According to Hairston (1982), tone is the "frame of mind and mood that the piece conveys to the reader" (p.243).

Tone is analogous to the writer's voice in that it is the speaker's tone of voice. For instance, if the writer wants to seem confident, they must select words that are not apologetic or hesitant, but straight to the point. A writer must always address the audience in an appropriate manner.

A more casual piece of writing might consist of more contractions like don't, can't, won't, etc. to convey a more conversational tone to the reader.  But a more formal piece of writing might contain fewer contractions or none at all. Most academic institutions prefer no contractions in their students' academic papers. A formal tone creates a great distance between the reader and the writer. This type of writing consists of longer sentences, higher-level vocabulary, and third person.

A narrative piece can be formal, casual, or conciliatory all at once if that is what the writer wants.

Creative Writing

Because creative writing allows the writer to be just that—creative with tone and voice—most people are drawn to creative writing more than any other. It allows for freedom from constraints of formal writing!

With an informal tone, the writer can put less distance between themselves and the reader. A story can draw in the reader with just a few choice words, pace, rhythm, and tone. It's that power that appeals to the writer.

Look how much fun C.S. Lewis had with his Narnia books! He not only had a more informal tone when dealing with his younger characters, but he switched to a more formal tone with Aslan in order to convey reverence and awe. By creating his own world, Lewis also created his own method of conveying tone and voice.

In Kathryn Stockett's The Help, she is able to convey a more informal tone and voice throughout her book, yet she is also able to create distance between the reader and certain characters while creating intimacy with other characters. Her tone throughout the book is often casual, yet when dealing with the social issues of that historical period, she is able to convey a seriousness to the reader to remind them of the dangers at hand.


Now that you've had a glimpse into what tone is in writing, have fun with it! Change up the tone in your story as you change up your characters. But always keep your audience in mind. By remembering the audience, the writer is able to decide on the tone of a writing piece.

But remember to keep writing!



  1. Keep writing--the best advice of all! Tone is such a subtle, intangible business. Too often I've read suspense novels with gripping premises--but the tone is not pull-the-reader along, but too languid for suspense. Might work great with a different novel, though. Figuring out what tone is right for your book, then how to create it, is key. Sometimes this happens naturally, but not always.

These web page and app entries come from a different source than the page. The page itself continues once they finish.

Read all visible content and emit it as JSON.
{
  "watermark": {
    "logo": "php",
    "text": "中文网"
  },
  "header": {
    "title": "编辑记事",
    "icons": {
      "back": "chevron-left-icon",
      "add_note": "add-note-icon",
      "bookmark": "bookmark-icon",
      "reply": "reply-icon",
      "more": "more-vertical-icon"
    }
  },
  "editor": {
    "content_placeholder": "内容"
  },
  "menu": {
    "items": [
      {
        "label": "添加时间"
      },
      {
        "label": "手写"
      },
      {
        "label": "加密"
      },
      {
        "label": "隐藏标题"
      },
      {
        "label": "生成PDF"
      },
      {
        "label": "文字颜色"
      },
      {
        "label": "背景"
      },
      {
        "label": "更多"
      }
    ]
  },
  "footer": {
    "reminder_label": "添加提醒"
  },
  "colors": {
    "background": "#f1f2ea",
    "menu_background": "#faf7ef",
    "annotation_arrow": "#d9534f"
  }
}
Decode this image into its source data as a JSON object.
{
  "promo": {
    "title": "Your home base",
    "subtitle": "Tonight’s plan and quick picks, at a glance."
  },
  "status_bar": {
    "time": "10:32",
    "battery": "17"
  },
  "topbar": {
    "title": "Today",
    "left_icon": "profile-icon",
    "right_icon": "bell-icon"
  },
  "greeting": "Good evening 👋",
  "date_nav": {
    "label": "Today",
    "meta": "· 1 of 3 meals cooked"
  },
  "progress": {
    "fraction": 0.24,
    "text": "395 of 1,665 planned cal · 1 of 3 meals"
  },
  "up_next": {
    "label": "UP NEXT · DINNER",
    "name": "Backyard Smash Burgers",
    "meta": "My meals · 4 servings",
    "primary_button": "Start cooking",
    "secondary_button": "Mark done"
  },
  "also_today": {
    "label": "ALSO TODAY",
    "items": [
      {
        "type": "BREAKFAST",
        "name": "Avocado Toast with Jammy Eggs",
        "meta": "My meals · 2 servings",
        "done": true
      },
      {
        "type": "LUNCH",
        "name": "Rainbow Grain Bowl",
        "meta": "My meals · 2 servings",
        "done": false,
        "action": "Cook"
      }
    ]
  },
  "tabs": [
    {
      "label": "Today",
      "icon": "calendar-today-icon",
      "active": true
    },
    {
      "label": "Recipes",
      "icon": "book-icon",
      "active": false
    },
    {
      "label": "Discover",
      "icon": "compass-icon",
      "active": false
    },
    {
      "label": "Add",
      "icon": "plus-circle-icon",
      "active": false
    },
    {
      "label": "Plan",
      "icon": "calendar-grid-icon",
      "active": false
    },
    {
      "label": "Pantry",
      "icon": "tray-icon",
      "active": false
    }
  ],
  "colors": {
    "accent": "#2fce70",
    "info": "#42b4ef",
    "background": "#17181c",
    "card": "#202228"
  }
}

    1. Tone can be tricky. I guess since I have completed then read so many academic writings lately, I have tried my best to write my own work with a more informal tone that draws the reader into my world.

      But you are correct, some writers still leave a giant space between themselves and the reader in their creative writings. Not sure this is very wise. I know it's a turn-off for me!

      Thanks for visiting, Jenny!

  2. Good advice! How cool that a book that old (almost as old as me! Ha!) is still relevant! ;)

    1. I know! I am so glad I kept it even though the class itself was dull. The book is very good. I will definitely use it for my class. I think the kids will get a kick that they are learning thigns from a college textbook!

      And yes, even my books are OLD. Ha ha!